Finally, we take a statistical learning perspective on the problem and bound the error any estimator incurs when extended to higher dimensions.

### 3 — 15:00 — Polynomial Lower Approximation for Two-Stage Stochastic Optimization

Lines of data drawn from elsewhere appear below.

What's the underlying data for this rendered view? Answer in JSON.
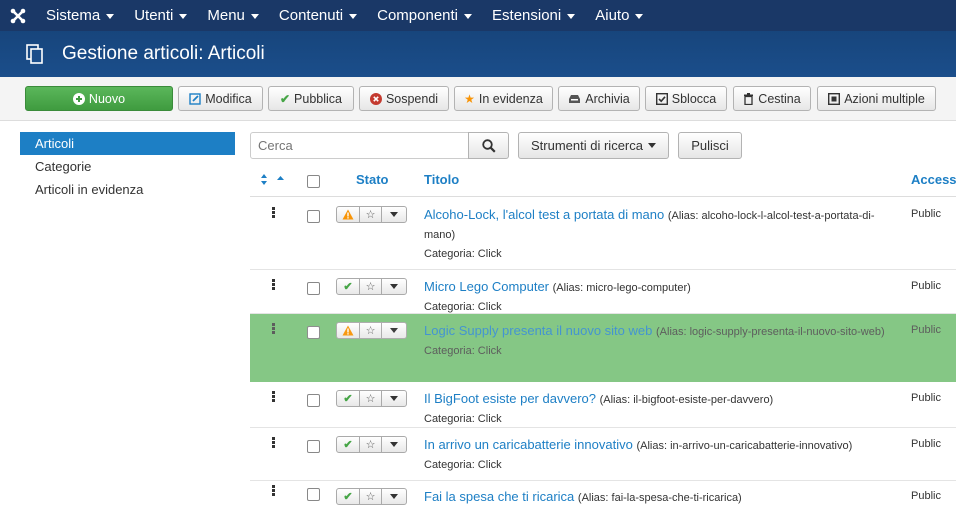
{
  "nav": {
    "items": [
      {
        "label": "Sistema"
      },
      {
        "label": "Utenti"
      },
      {
        "label": "Menu"
      },
      {
        "label": "Contenuti"
      },
      {
        "label": "Componenti"
      },
      {
        "label": "Estensioni"
      },
      {
        "label": "Aiuto"
      }
    ]
  },
  "header": {
    "title": "Gestione articoli: Articoli"
  },
  "toolbar": {
    "new_label": "Nuovo",
    "edit_label": "Modifica",
    "publish_label": "Pubblica",
    "unpublish_label": "Sospendi",
    "featured_label": "In evidenza",
    "archive_label": "Archivia",
    "checkin_label": "Sblocca",
    "trash_label": "Cestina",
    "batch_label": "Azioni multiple"
  },
  "sidebar": {
    "items": [
      {
        "label": "Articoli",
        "active": true
      },
      {
        "label": "Categorie",
        "active": false
      },
      {
        "label": "Articoli in evidenza",
        "active": false
      }
    ]
  },
  "search": {
    "placeholder": "Cerca",
    "tools_label": "Strumenti di ricerca",
    "clear_label": "Pulisci"
  },
  "table": {
    "headers": {
      "status": "Stato",
      "title": "Titolo",
      "access": "Access"
    },
    "rows": [
      {
        "status": "warning",
        "title": "Alcoho-Lock, l'alcol test a portata di mano",
        "alias": "(Alias: alcoho-lock-l-alcol-test-a-portata-di-mano)",
        "category": "Categoria: Click",
        "access": "Public"
      },
      {
        "status": "published",
        "title": "Micro Lego Computer",
        "alias": "(Alias: micro-lego-computer)",
        "category": "Categoria: Click",
        "access": "Public"
      },
      {
        "status": "warning",
        "title": "Logic Supply presenta il nuovo sito web",
        "alias": "(Alias: logic-supply-presenta-il-nuovo-sito-web)",
        "category": "Categoria: Click",
        "access": "Public",
        "dragging": true
      },
      {
        "status": "published",
        "title": "Il BigFoot esiste per davvero?",
        "alias": "(Alias: il-bigfoot-esiste-per-davvero)",
        "category": "Categoria: Click",
        "access": "Public"
      },
      {
        "status": "published",
        "title": "In arrivo un caricabatterie innovativo",
        "alias": "(Alias: in-arrivo-un-caricabatterie-innovativo)",
        "category": "Categoria: Click",
        "access": "Public"
      },
      {
        "status": "published",
        "title": "Fai la spesa che ti ricarica",
        "alias": "(Alias: fai-la-spesa-che-ti-ricarica)",
        "category": "",
        "access": "Public"
      }
    ]
  },
  "colors": {
    "navbar": "#1a3867",
    "header": "#1b4e8b",
    "accent": "#1d7fc5",
    "success": "#46a546",
    "drag_row": "#7fc57f",
    "warning": "#f89406"
  }
}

This talk discusses the challenging problem of finding global optimal solutions for two-stage stochastic programs with continuous decision variables and nonconvex recourse functions. We introduce a two-phase approach. The first phase involves the construction of a polynomial lower bound for the recourse function through a linear optimization problem over a nonnegative polynomial cone. Given the complex structure of this cone, we employ semidefinite relaxations with quadratic modules to facilitate our computations. In the second phase, we solve a surrogate first-stage problem by substituting the original recourse function with the polynomial lower approximation obtained in the first phase. Our method is particularly advantageous for two reasons: it not only generates global lower bounds for the nonconvex stochastic program, aiding in the verification of global optimality for prospective solutions like stationary solutions computed from other methods, but it also simplifies the computation of the expected value of the recourse function by using moments of random vectors. This makes our overall algorithm particularly suitable for the case where the random vector follows a continuous distribution or when dealing with a large number of scenarios. Numerical experiments are given to demonstrate the effectiveness of our proposed approach.

### 4 — 15:30 — Cubic interpolation to certify nonnegativity

A number of problems can be framed as mathematical programs with the special constraint that a function is nonnegative. For many years, custom methods were devised for these so-called semi-infinite optimization problems. Recently, sum of squares programming was introduced to allow many of the constraints to be expressible via semidefinite programming. Unfortunately, sum of squares can only be applied directly when the constrained function is a polynomial. Furthermore, the scaling of the resulting semidefinite programs makes this approach impractical for high degree even in low dimension.

We propose a method for semi-infinite optimization problems harnessing the combined power of low degree sum of squares and the ability of cubic splines to approximate smooth functions very well. We replace function nonnegativity constraints by nonnegative constraints of the functions' cubic interpolants. The cubic nonnegativity constraints are second order cone constraints -- even simpler than general semidefinite constraints. A simple local method that relies only on linear interpolation (and results in a linear program) requires finer discretizations (and overall longer computation times) than are needed when using cubic approximation. We present theoretical guarantees for our method, theoretical comparisons to the linear programming competitor, and applications demonstrating the empirical benefits of using cubic interpolation.